**PROBLEM TO WORK ON:**
Your task is to find every line in the records that holds the string "head" and copy it.
** Opening EXERCISE INPUTS block **
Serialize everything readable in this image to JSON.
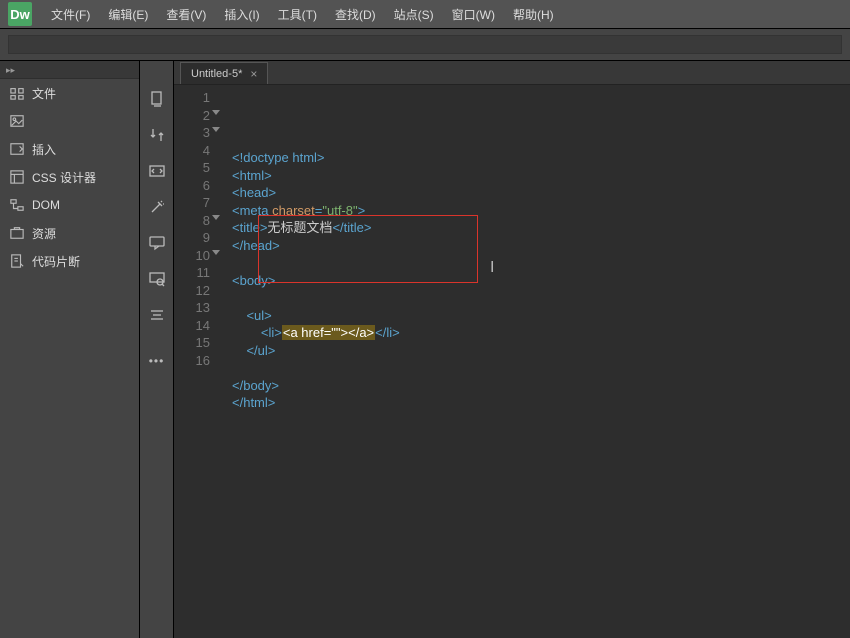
{
  "app": {
    "logo": "Dw"
  },
  "menu": [
    "文件(F)",
    "编辑(E)",
    "查看(V)",
    "插入(I)",
    "工具(T)",
    "查找(D)",
    "站点(S)",
    "窗口(W)",
    "帮助(H)"
  ],
  "panel": {
    "collapse": "▸▸",
    "items": [
      "文件",
      "",
      "插入",
      "CSS 设计器",
      "DOM",
      "资源",
      "代码片断"
    ]
  },
  "tab": {
    "title": "Untitled-5*",
    "close": "×"
  },
  "code": {
    "lines": [
      {
        "n": 1,
        "html": "<span class='angle'>&lt;!</span><span class='tag'>doctype html</span><span class='angle'>&gt;</span>"
      },
      {
        "n": 2,
        "fold": true,
        "html": "<span class='angle'>&lt;</span><span class='tag'>html</span><span class='angle'>&gt;</span>"
      },
      {
        "n": 3,
        "fold": true,
        "html": "<span class='angle'>&lt;</span><span class='tag'>head</span><span class='angle'>&gt;</span>"
      },
      {
        "n": 4,
        "html": "<span class='angle'>&lt;</span><span class='tag'>meta</span> <span class='attr'>charset</span><span class='angle'>=</span><span class='str'>\"utf-8\"</span><span class='angle'>&gt;</span>"
      },
      {
        "n": 5,
        "html": "<span class='angle'>&lt;</span><span class='tag'>title</span><span class='angle'>&gt;</span><span class='txt'>无标题文档</span><span class='angle'>&lt;/</span><span class='tag'>title</span><span class='angle'>&gt;</span>"
      },
      {
        "n": 6,
        "html": "<span class='angle'>&lt;/</span><span class='tag'>head</span><span class='angle'>&gt;</span>"
      },
      {
        "n": 7,
        "html": ""
      },
      {
        "n": 8,
        "fold": true,
        "html": "<span class='angle'>&lt;</span><span class='tag'>body</span><span class='angle'>&gt;</span>"
      },
      {
        "n": 9,
        "html": ""
      },
      {
        "n": 10,
        "fold": true,
        "html": "    <span class='angle'>&lt;</span><span class='tag'>ul</span><span class='angle'>&gt;</span>"
      },
      {
        "n": 11,
        "html": "        <span class='angle'>&lt;</span><span class='tag'>li</span><span class='angle'>&gt;</span><span class='sel'>&lt;a href=\"\"&gt;&lt;/a&gt;</span><span class='angle'>&lt;/</span><span class='tag'>li</span><span class='angle'>&gt;</span>"
      },
      {
        "n": 12,
        "html": "    <span class='angle'>&lt;/</span><span class='tag'>ul</span><span class='angle'>&gt;</span>"
      },
      {
        "n": 13,
        "html": ""
      },
      {
        "n": 14,
        "html": "<span class='angle'>&lt;/</span><span class='tag'>body</span><span class='angle'>&gt;</span>"
      },
      {
        "n": 15,
        "html": "<span class='angle'>&lt;/</span><span class='tag'>html</span><span class='angle'>&gt;</span>"
      },
      {
        "n": 16,
        "html": ""
      }
    ]
  }
}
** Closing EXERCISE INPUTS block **
**RESULT OF THE TASK:**
        "html": "<span class='angle'>&lt;</span><span class='tag'>head</span><span class='angle'>&gt;</span>"
        "html": "<span class='angle'>&lt;/</span><span class='tag'>head</span><span class='angle'>&gt;</span>"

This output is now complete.